The Foundation supports research that can lead to the creation of better Parkinson's treatments. Here you can search previously awarded grants by keyword, program name, researcher name, institution or organization name and/or year.
FUNDED GRANTS ( 16)
Therapeutic Pipeline Program, 2017
The Parkin protein (encoded by the PARK2 gene that is linked to Parkinson's), has been shown to exert potent neuroprotective effects that could potentially be used to treat Parkinson's disease (PD). Cellivery has developed a recombinant cell-permeable Parkin protein (iCP-Parkin) using macromolecule intracellular transduction technology (MITT), a technique that can deliver active Pa...
Research Grant, 2017
Promising Outcomes of Original Grant:
Mitophagy is a cellular process during which damaged mitochondria, or energy generators, are broken down. Mitophagy has been suspected to malfunction in Parkinson's disease (PD), but evidence to support this does not exist. Using our new pre-clinical model, we have proven that mitophagy does take place in healthy brain cells but does not require a series of che...
Researchers: Ian G. Ganley, PhD
Research Grant, 2017
The protein Parkin prevents cell death by breaking down damaged mitochondria, cells' energy generators. Mutations in the Parkin gene -- genetic changes that render the protein unable to perform its function -- can lead to loss of neurons and contribute to Parkinson's disease (PD). We created cells with mutations that do just the opposite, making Parkin more active. While some of t...
Researchers: Jean-François Trempe, PhD
Target Advancement Program, 2016

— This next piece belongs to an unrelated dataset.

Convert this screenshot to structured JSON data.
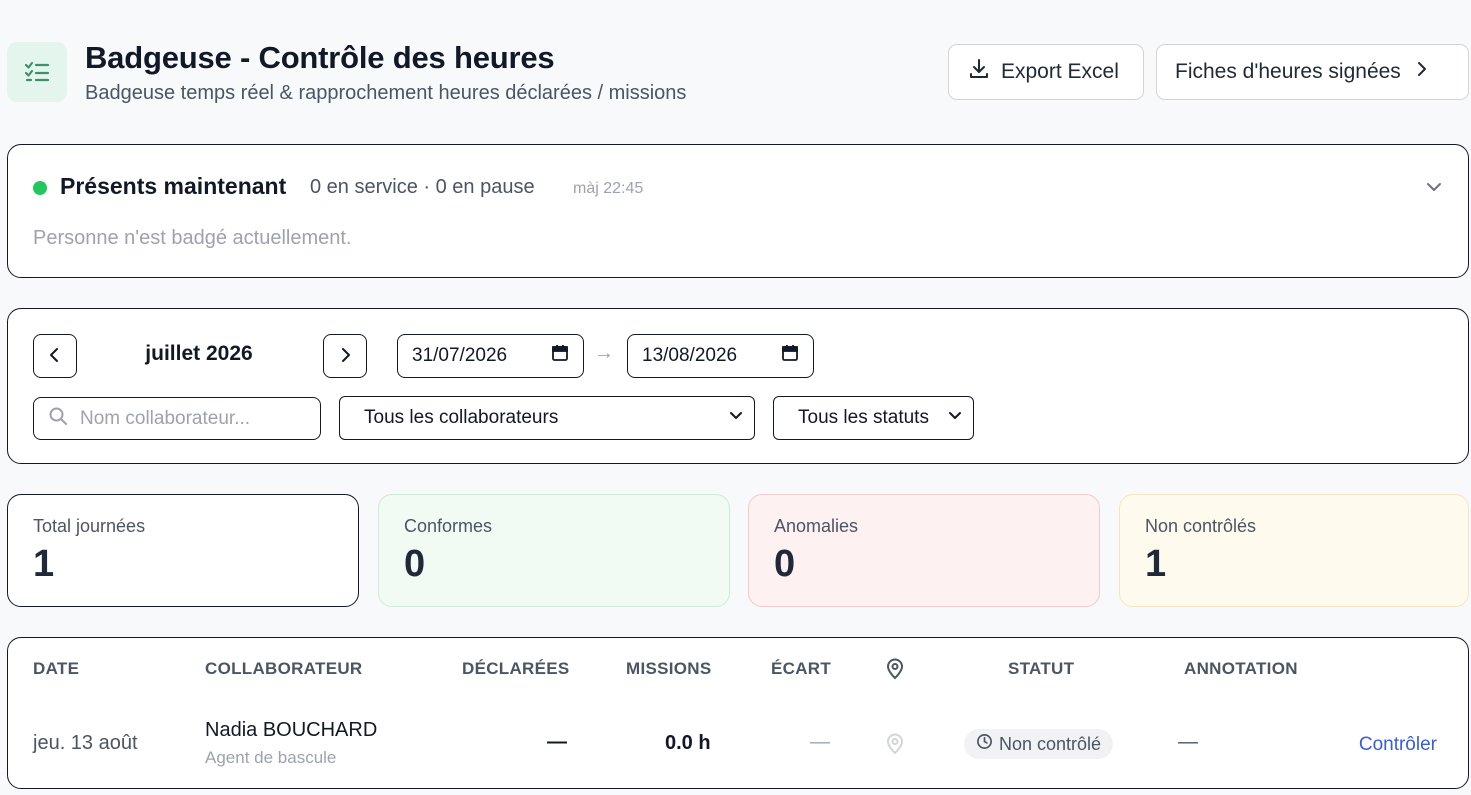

Failure in the quality control of mitochondria (power houses of the cell) in neurons may contribute to Parkinson's disease (PD). Parkin is an enzyme that tags proteins from damaged mitochondria with ubiquitin (a small protein) to promote their degradation (break down). Mutations in Parkin contribute to some forms of PD. Parkin adopts an inactive conformation (structure) in the con...
Researchers: Kalle Gehring, PhD
Research Grant, 2016
The PARK2 gene encodes the Parkin protein. It is one of three genes that protect from young-onset Parkinson disease (PD); in Parkin's absence, symptoms and signs usually begin before the age of forty. Despite the gene's discovery in 1998 by Kitada et al., few Parkin-specific antibodies exist. The antibodies available do not readily detect specific, modified forms of Parkin and high...